Start of EXERCISE MATERIALS

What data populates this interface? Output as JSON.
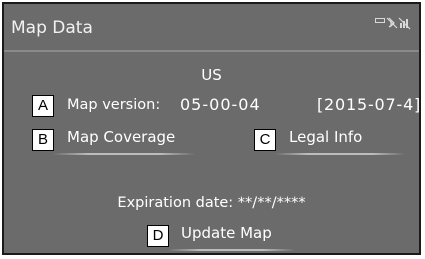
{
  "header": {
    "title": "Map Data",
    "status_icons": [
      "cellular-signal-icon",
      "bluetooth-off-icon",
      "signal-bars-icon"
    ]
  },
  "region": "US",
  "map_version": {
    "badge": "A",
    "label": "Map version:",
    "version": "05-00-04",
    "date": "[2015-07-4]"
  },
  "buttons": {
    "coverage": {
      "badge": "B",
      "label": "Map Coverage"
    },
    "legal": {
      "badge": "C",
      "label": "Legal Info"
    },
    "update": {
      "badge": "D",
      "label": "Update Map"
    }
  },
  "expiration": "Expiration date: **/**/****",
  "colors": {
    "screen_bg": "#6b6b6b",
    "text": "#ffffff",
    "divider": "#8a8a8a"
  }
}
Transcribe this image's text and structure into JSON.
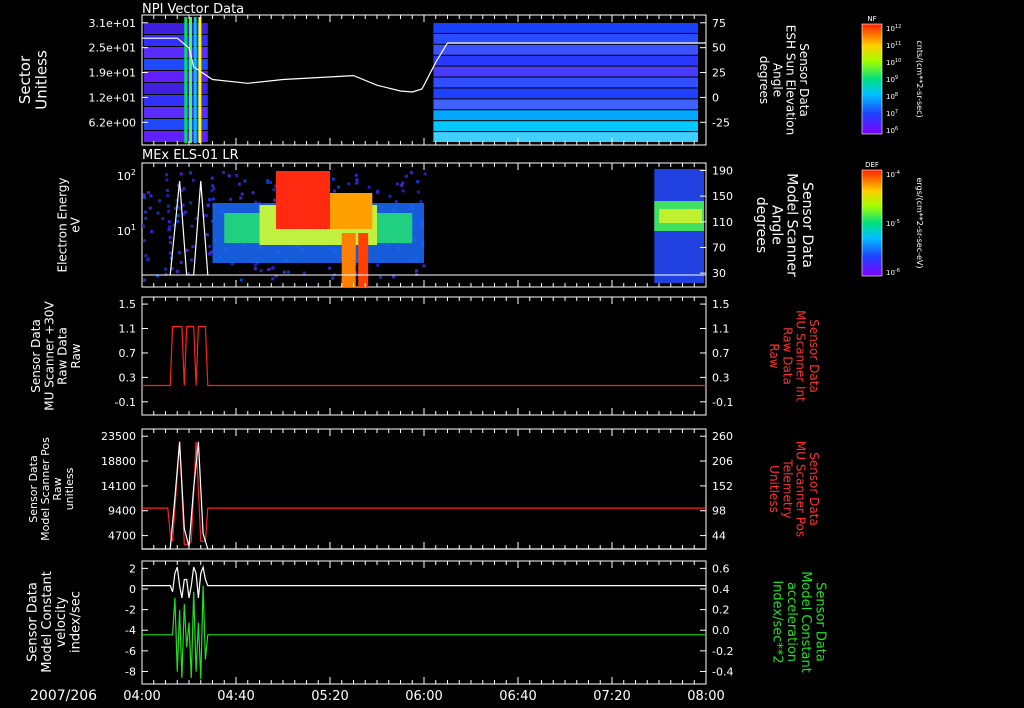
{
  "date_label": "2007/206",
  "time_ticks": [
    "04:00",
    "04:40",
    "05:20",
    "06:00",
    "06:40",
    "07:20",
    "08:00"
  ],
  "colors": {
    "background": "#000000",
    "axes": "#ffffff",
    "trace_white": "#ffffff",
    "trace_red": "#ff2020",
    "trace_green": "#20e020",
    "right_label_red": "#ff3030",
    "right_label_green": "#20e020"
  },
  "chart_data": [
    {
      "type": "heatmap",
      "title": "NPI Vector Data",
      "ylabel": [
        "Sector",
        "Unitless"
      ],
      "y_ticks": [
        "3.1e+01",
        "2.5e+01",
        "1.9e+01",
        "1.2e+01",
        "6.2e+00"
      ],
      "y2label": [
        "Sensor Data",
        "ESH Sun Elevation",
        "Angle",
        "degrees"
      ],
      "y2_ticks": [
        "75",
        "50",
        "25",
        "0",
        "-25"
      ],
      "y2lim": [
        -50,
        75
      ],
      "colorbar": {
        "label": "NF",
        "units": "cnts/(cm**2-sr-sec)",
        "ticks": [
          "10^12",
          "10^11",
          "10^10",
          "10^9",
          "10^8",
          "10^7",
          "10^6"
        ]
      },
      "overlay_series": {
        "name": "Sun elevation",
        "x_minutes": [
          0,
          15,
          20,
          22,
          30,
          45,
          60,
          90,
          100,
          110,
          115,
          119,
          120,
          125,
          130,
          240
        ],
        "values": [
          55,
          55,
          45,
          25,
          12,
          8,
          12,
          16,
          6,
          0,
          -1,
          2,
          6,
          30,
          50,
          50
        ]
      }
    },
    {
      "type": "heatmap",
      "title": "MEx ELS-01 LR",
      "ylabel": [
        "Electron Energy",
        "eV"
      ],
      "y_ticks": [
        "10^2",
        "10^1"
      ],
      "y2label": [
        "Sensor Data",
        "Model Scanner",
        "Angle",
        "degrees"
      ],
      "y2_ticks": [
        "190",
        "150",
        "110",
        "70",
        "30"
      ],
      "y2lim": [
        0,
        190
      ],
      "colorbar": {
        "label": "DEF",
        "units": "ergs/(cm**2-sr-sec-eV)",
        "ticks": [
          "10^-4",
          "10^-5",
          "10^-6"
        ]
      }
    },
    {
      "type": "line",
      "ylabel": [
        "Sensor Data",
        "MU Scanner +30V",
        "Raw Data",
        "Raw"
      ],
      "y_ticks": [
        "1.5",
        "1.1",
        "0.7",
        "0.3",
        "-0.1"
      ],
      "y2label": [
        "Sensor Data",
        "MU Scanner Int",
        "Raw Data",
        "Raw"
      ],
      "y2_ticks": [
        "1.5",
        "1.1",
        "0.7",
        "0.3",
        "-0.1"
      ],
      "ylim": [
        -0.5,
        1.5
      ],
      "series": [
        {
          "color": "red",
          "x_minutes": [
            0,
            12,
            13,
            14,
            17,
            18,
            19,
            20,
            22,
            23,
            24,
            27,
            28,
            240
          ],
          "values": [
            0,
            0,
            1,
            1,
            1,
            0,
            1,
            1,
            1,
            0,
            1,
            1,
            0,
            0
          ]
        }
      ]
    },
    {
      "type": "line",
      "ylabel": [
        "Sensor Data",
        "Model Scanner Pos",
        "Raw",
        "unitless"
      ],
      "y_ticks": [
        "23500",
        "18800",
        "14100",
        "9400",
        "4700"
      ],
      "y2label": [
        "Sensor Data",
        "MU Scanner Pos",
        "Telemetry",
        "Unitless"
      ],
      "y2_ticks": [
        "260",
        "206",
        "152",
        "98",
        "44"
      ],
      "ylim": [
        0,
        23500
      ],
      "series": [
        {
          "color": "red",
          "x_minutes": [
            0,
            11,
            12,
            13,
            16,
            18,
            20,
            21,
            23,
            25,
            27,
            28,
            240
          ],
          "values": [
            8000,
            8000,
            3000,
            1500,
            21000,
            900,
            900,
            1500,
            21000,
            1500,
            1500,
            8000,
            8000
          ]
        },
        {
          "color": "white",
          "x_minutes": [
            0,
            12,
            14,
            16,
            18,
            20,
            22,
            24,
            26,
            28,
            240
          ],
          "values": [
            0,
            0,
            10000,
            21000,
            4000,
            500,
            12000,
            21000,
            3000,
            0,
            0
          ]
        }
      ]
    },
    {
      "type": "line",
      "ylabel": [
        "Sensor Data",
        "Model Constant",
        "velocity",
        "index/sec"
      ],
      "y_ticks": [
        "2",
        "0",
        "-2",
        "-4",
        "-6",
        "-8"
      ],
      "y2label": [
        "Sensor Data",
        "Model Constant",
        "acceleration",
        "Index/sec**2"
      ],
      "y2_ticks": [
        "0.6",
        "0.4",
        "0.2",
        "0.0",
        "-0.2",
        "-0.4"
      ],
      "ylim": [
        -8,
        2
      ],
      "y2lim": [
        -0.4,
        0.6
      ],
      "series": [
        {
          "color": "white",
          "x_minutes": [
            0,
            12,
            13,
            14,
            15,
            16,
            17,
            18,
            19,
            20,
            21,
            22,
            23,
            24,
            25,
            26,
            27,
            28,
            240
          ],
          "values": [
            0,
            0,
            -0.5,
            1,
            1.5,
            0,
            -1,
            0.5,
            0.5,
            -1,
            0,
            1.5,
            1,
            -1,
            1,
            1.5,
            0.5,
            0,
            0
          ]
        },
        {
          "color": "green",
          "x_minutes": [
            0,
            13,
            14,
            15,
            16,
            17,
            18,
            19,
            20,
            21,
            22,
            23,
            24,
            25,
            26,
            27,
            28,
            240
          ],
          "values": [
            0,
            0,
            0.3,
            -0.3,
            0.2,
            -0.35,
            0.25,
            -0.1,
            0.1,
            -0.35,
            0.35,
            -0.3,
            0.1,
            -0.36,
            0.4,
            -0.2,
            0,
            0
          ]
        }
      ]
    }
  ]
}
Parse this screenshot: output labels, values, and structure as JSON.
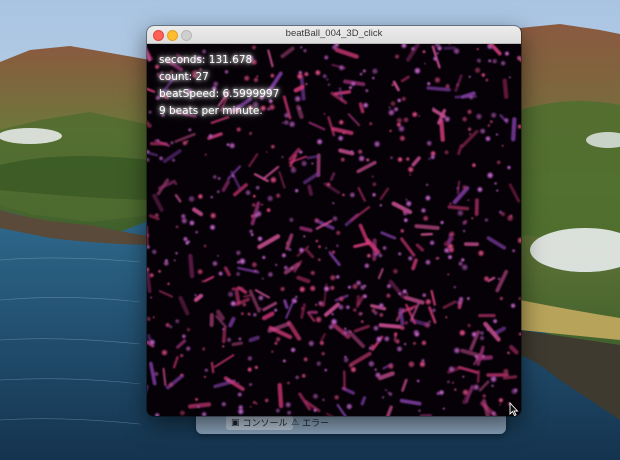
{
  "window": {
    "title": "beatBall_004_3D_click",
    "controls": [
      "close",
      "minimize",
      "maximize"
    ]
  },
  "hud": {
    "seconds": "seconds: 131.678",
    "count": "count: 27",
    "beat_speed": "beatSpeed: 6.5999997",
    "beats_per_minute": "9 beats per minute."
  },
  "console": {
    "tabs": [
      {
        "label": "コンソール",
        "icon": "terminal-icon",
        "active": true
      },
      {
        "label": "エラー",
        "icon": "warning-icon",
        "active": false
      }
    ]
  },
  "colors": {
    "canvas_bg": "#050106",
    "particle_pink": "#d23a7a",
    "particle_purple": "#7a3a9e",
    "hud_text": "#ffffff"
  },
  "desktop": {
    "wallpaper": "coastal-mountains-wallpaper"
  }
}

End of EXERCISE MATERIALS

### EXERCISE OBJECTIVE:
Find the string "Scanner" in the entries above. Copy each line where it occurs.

### TASK RESPONSE:
        "Model Scanner",
        "MU Scanner +30V",
        "MU Scanner Int",
        "Model Scanner Pos",
        "MU Scanner Pos",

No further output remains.